Dancing Fountain
The Dancing Fountain is highlighted by colored lights. Built for the purpose of beautifying
the park and to have a cool ambiance for the people who are resting at the park.

Mexican Botanical Garden
This Botanical Garden offers samples of plants indigenous of Mexico which have become a
part of the Philippine flora. The garden serves as a symbol of the cultural heritage of Mexico
to the Philippines.

Bahay Tsinoy
A museum showcasing the Chinese in Philippine life, some fine artifacts and coins, a
gallery of rare prints and photographs, and a collection of porcelain unearthed from all over
the Philippines.

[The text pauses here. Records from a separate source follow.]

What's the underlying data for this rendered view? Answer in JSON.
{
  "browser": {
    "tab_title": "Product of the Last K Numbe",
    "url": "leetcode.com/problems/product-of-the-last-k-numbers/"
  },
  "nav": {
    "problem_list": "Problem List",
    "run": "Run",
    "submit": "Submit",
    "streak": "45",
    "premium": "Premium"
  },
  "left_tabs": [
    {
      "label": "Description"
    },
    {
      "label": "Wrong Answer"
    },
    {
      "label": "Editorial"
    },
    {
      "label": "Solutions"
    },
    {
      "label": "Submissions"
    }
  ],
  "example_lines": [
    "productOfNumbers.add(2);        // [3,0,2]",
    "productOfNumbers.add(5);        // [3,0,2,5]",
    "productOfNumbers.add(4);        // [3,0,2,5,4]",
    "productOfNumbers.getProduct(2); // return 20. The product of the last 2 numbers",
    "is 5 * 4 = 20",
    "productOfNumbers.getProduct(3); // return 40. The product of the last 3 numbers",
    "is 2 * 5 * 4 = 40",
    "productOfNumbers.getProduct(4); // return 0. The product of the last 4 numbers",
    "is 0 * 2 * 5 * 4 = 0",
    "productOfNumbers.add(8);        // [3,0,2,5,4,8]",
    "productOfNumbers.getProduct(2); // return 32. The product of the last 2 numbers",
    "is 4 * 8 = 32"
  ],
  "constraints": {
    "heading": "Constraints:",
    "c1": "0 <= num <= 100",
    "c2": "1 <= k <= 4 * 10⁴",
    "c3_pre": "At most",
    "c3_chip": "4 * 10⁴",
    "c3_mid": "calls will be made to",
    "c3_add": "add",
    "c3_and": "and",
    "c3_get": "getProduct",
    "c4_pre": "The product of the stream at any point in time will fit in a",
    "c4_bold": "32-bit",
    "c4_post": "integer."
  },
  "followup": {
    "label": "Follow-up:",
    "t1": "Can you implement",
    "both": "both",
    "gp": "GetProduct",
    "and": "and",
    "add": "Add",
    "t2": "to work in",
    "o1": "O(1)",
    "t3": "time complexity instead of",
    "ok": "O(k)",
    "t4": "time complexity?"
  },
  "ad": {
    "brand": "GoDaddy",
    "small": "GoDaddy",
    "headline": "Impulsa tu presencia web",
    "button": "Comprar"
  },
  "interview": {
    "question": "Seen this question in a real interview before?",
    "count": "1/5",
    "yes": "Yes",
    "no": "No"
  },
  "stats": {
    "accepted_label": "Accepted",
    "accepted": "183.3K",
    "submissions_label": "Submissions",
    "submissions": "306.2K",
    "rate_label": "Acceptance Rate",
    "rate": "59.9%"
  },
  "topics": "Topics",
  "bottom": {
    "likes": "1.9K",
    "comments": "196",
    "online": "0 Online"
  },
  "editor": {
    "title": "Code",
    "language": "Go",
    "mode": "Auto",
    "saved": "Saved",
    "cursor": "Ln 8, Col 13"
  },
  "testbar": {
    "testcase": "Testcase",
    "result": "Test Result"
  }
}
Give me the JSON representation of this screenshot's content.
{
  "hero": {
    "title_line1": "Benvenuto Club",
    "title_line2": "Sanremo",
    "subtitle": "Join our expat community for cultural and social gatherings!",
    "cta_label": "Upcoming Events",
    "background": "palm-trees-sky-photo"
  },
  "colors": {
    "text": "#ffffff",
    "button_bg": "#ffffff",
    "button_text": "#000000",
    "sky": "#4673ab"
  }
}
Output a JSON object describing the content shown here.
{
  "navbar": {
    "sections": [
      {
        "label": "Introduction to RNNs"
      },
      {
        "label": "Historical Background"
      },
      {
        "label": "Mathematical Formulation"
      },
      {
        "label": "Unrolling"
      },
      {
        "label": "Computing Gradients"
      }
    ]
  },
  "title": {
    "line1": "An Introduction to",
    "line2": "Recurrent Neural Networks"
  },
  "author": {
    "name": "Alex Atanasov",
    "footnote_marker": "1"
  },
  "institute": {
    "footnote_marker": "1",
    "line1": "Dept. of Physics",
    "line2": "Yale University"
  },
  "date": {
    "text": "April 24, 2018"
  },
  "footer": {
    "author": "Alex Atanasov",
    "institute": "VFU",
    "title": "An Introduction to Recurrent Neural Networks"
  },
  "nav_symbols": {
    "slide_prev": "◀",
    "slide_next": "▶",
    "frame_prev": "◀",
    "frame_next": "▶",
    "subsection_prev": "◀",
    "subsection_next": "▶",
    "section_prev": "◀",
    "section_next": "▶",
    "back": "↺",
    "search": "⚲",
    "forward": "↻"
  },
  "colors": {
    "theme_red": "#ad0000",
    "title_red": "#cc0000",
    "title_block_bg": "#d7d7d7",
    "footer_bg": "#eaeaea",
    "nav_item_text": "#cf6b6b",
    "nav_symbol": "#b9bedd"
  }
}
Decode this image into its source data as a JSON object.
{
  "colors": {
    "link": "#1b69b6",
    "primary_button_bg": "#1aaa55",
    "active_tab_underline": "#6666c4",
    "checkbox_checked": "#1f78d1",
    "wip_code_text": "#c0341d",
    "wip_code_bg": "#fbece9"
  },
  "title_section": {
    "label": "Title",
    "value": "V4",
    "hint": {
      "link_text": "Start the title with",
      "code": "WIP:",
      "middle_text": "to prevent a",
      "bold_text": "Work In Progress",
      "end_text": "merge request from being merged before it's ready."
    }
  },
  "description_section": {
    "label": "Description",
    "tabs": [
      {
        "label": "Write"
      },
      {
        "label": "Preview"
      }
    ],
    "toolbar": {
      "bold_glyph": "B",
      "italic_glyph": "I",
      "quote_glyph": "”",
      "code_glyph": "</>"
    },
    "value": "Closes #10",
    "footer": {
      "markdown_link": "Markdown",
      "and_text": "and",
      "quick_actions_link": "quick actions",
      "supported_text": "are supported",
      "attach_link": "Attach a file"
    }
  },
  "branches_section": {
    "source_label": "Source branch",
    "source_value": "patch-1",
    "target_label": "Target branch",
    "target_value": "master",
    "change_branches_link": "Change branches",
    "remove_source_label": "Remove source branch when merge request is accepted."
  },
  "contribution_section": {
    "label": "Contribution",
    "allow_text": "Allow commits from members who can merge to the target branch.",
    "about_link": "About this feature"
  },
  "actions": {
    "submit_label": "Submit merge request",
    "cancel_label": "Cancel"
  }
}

San Agustin Church
The oldest stone church in Metro Manila was built in 1586 and completed in 1606. An
intricately carved door opens to the church. Of great interest are the XIXth century
chandeliers, the pulpit, the side chapels, the tombstone on the floorings and an 18th
century pipe organ. Like an impregnable fortress, San Agustin has withstood the ravages of
time both brought by nature and by man; earthquakes and typhoons, Chinese and Dutch
attacks, the British Occupation Force and the Philiipine-Spanish War, Dewey's
bombardment, the bloody and destructive Japanese Occupation and the equally
devastating return of Mac Arthur's troops.

Manila Ocean Park
The first marine themed park in the Philippines which has become the hottest tourist draw
in the metropolis since it opened in March 2008. It's a world of water, light, unique treats and
surprises that will take one's breath away. A place where the best of both worlds, oversea
and undersea, mingle in one spectacular site dubbed as an "Integrated Resort". The Manila
Ocean Park features some of the exciting and newest water-themed park like the
Oceanarium, Musical Fountain Show, Glass Bottom Boatride, Aquanaut Voyage, etc.


Viewing 1 - 1 of 1  


CloseNo events foundsss.